When this book was written, it was the story of one death among many in the war in Eastern Ukraine. After February 24, 2022, it took on a new dimension - now it is not only a personal story, but the story of a country under severe attack.
The premonitions about Putin’s intentions that moved the author’s brother to join the Ukrainian armed forces and defend his country have now come to pass in the most horrific way.
Olesya Khromeychuk tells the story of her brother Volodymyr Pavliv, who was killed on the front line in 2017, taking the point of view of a civilian and a woman - perspectives that tend to be neglected in war accounts - and focusing on the stories that take place far away from the war zone. Through a combination of personal memoir and essay, Olesya Khromeychuk brings her readers closer to the events of this brutal war in the heart of Europe and to the private experience of war itself. This book speaks to anyone struggling with grief and the shock of the sudden loss of a loved one.
This new edition was updated after Russia started the full-scale invasion of Ukraine in February 2022 by Monoray with new chapters and a new Foreword by Philippe Sands.
Praise for the first edition:
[A] moving and elegantly written account, A Loss, reflects on an older brother whom she got to know better after he died than before.
Julian Evans, TLS
In A Loss, Khromeychuk shows that the experience of grief transcends individual circumstance and in fact, unites us. In doing so, she connects readers to the collective grief that most Ukrainians are unconsciously carrying. I hope that, when the book is published in Ukraine, it will help people there to work through the pain and trauma of the last seven years.
Isobel Koshiw, Los Angeles Review of Books
Grappling.
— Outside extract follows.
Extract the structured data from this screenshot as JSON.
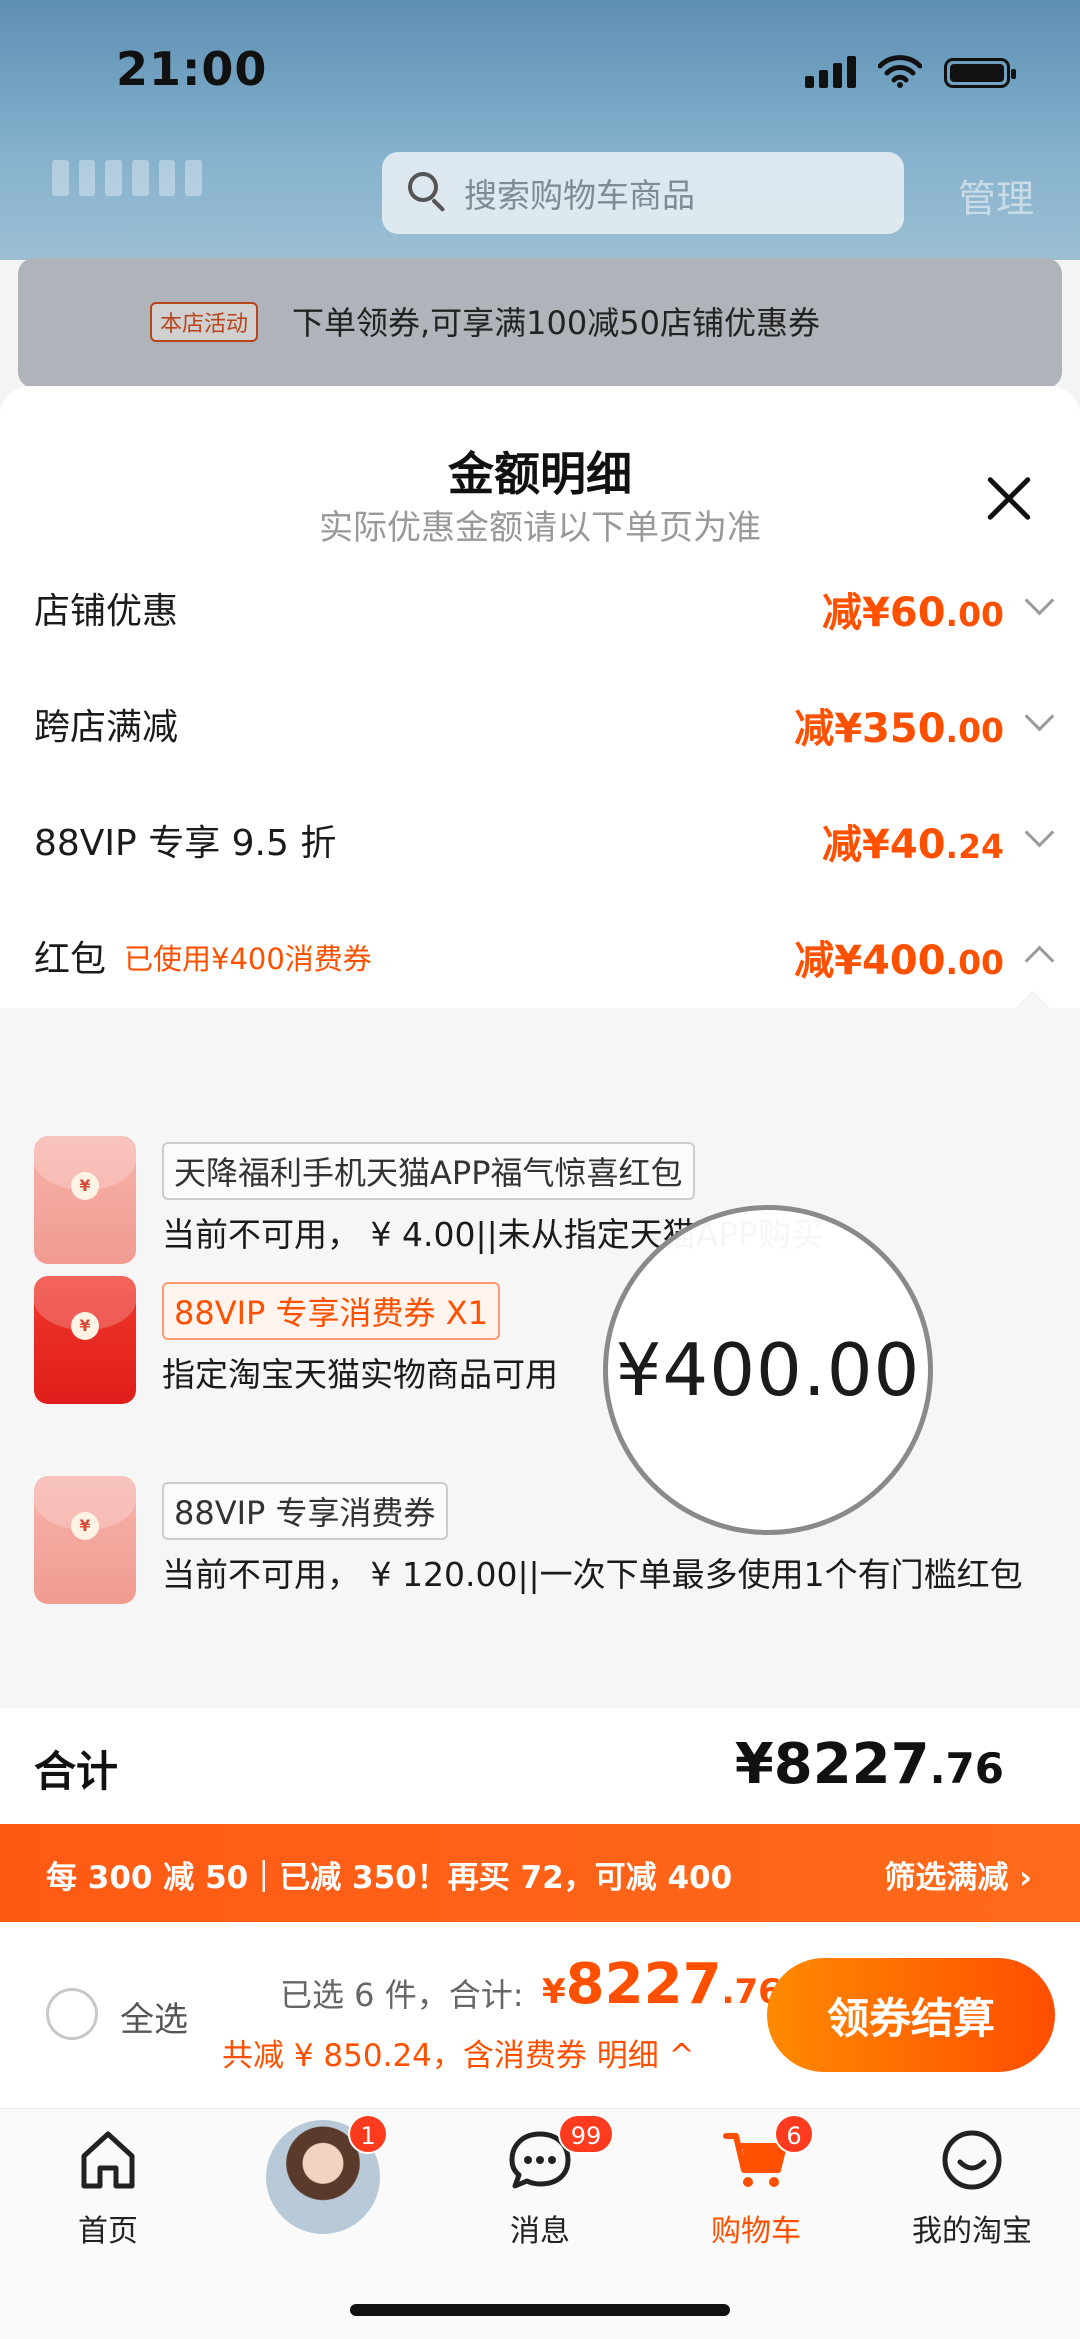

I admire a book that invites me to grapple with knotty questions. Olesya Khromeychuk has written such a book–beautifully. Feminism and drones. Funerals and theater. Shrapnel and combat boots–size 8. ‘A Loss’ explores the lures of militarism at a granular level.
Professor Cynthia Enloe, author of Nimo's War, Emma's War: Making Feminist Sense of the Iraq War
Moving, intelligent, and brilliantly written, this is a sister’s reckoning with a lost brother, an émigré’s with the country of her childhood, and a scholar’s with her own suddenly acutely personal subject matter. A wonderful combination of emotional and intellectual honesty; very sad and direct but also rigorous and nuanced. It even manages to be funny.
Anna Reid, author of Borderland: A Journey Through the History of Ukraine
There has always been too much silence around the armed conflict in eastern Ukraine—Europe's forgotten war. Olesya Khromeychuk refuses to bend to this silence. In vivid, intimate prose and with unflinching honesty, she introduces us to the brother she lost in the war and found in her grief. Poignant, wise, and unforgettable.
Dr Rory Finnin, Associate Professor in Ukrainian Studies at the University of Cambridge